    "But my conscience got over me and I sent them down. I asked them 'why are we hiding this?' I told them we needed to contact the D.A. and tell them what was happening with the evidence."
    Those reports were later obtained by the Journal.
    Orr said another problem in the evidence room was that officers under unrelated criminal investigations for such things as DUI or domestic violence were allowed to work in the evidence room.
    "I told them (the administration) it was ludicrous," she said. "Why would you put someone who is under criminal investigation in a position where they can oversee the evidence in their own criminal case?
    "It took months and months and pleading and pleading and documentation after documentation saying you don't do this. You don't. You don't do this."
    Gallegos said that when someone was under investigation, rather than simply letting them have a paid vacation, he wanted to put them to work.
    The practice of putting them in the evidence room has stopped.
   
'Trying to shut me up'
    Orr isn't the only police officer who has spoken up in recent weeks about problems in the evidence room.
    Last week, an attorney representing Capt. Marie Miranda, who oversaw the evidence room from April 2004 to February 2005, wrote to the chief claiming that hundreds of pieces of drug evidence were destroyed in a recent methamphetamine leak.
    The letter also said Miranda had previously reported problems to the chief and others in the command structure.
    Miranda was Orr's supervisor in the evidence room until she was transferred in February. She has since been placed on administrative leave.
    Gallegos said the department is investigating her for possible violations of Standard Operating Procedures.
    Orr defended Miranda, saying Miranda had tried to clean up the mess in the evidence room and told Gallegos of the problems.
    Since Miranda's letter, five city councilors have said they want to look into problems at the evidence room.

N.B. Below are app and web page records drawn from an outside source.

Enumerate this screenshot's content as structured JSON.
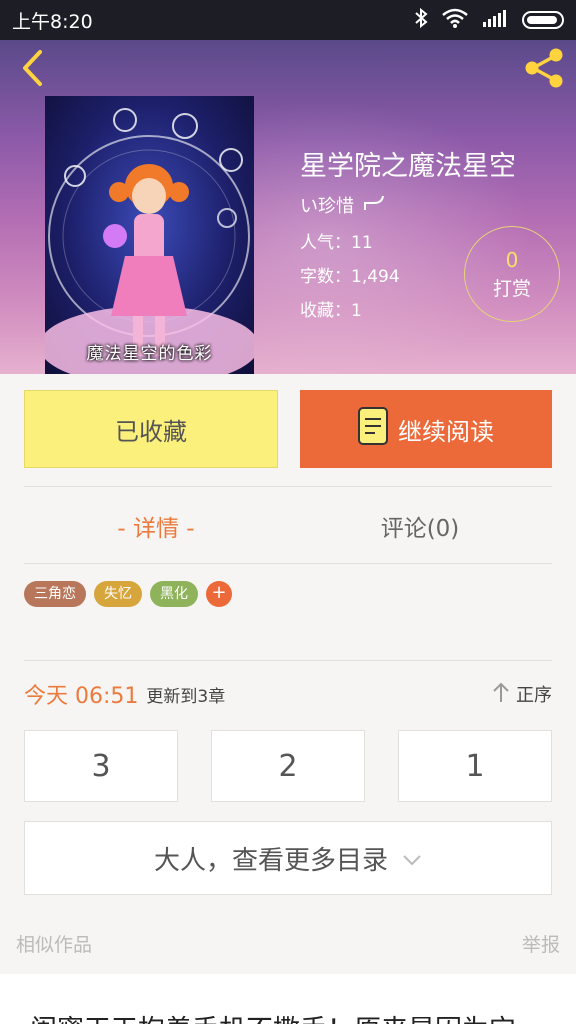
{
  "status_bar": {
    "time": "上午8:20"
  },
  "book": {
    "title": "星学院之魔法星空",
    "author": "い珍惜",
    "cover_caption": "魔法星空的色彩",
    "popularity": "人气：11",
    "word_count": "字数：1,494",
    "favorites": "收藏：1"
  },
  "tip": {
    "count": "0",
    "label": "打赏"
  },
  "actions": {
    "collected_label": "已收藏",
    "continue_label": "继续阅读"
  },
  "tabs": {
    "detail": "- 详情 -",
    "comments": "评论(0)"
  },
  "tags": [
    {
      "label": "三角恋",
      "color": "#b8775a"
    },
    {
      "label": "失忆",
      "color": "#d6a53c"
    },
    {
      "label": "黑化",
      "color": "#8fb35b"
    }
  ],
  "tag_add": "+",
  "update": {
    "time": "今天 06:51",
    "text": "更新到3章",
    "sort_label": "正序"
  },
  "chapters": [
    "3",
    "2",
    "1"
  ],
  "more_catalog": "大人，查看更多目录",
  "similar": {
    "label": "相似作品",
    "report": "举报",
    "first_item": "闺蜜天天抱着手机不撒手！原来是因为它~"
  },
  "colors": {
    "accent_orange": "#ec6a39",
    "collected_yellow": "#fcf07c",
    "tip_gold": "#f6e06a"
  },
  "icons": [
    "back-icon",
    "share-icon",
    "book-icon",
    "arrow-up-icon",
    "chevron-down-icon",
    "bluetooth-icon",
    "wifi-icon",
    "signal-icon",
    "battery-icon"
  ]
}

    Ron Paiz, another captain who had opened an internal affairs investigation into the evidence room and into several high-ranking members of the department, had the internal affairs unit removed from his authority.
    Orr said she was concerned about fallout from her comments.
    "Do I think I am going to be retaliated against? Absolutely," she said. "They have been trying to shut me up for months because I desperately want the criminal investigation to succeed, and it is not going well. The AG has said that the indictments they would have had, should have had are not going to be there and they are attributing it to that six months' window they had to destroy things."
    "Things are getting better now because it is in front of the public. It is the only time the department reacts. Yeah, we allowed this to go on and it is a crying shame and shame on us, but we owe it to the DA's office, the victims and the public some accountability."
   
'We had no proof'
    Gallegos said he couldn't immediately remove the employees who were suspected of stealing from the evidence room because it would have been premature. Those employees were transferred out just before the AG started the criminal investigation.
    The two have since been fired for unrelated issues.
    Gallegos also said the AG is investigating whether those employees destroyed documents that would have implicated them. The chief said those employees did have their access restricted to certain areas of the evidence room.
    "There were strong indications that they were involved, but we had no proof," Gallegos said. "You can't arbitrarily transfer somebody just because you think they are doing something wrong."
    The chief said he didn't know anything about Orr's claims of being ordered not to file police reports. He said Orr got involved with the evidence situation when he ordered her to do the surprise audit and then he acted on her recommendations.
    He also said that it took a while to get the inventory started because the computer technology wasn't in place to get it going.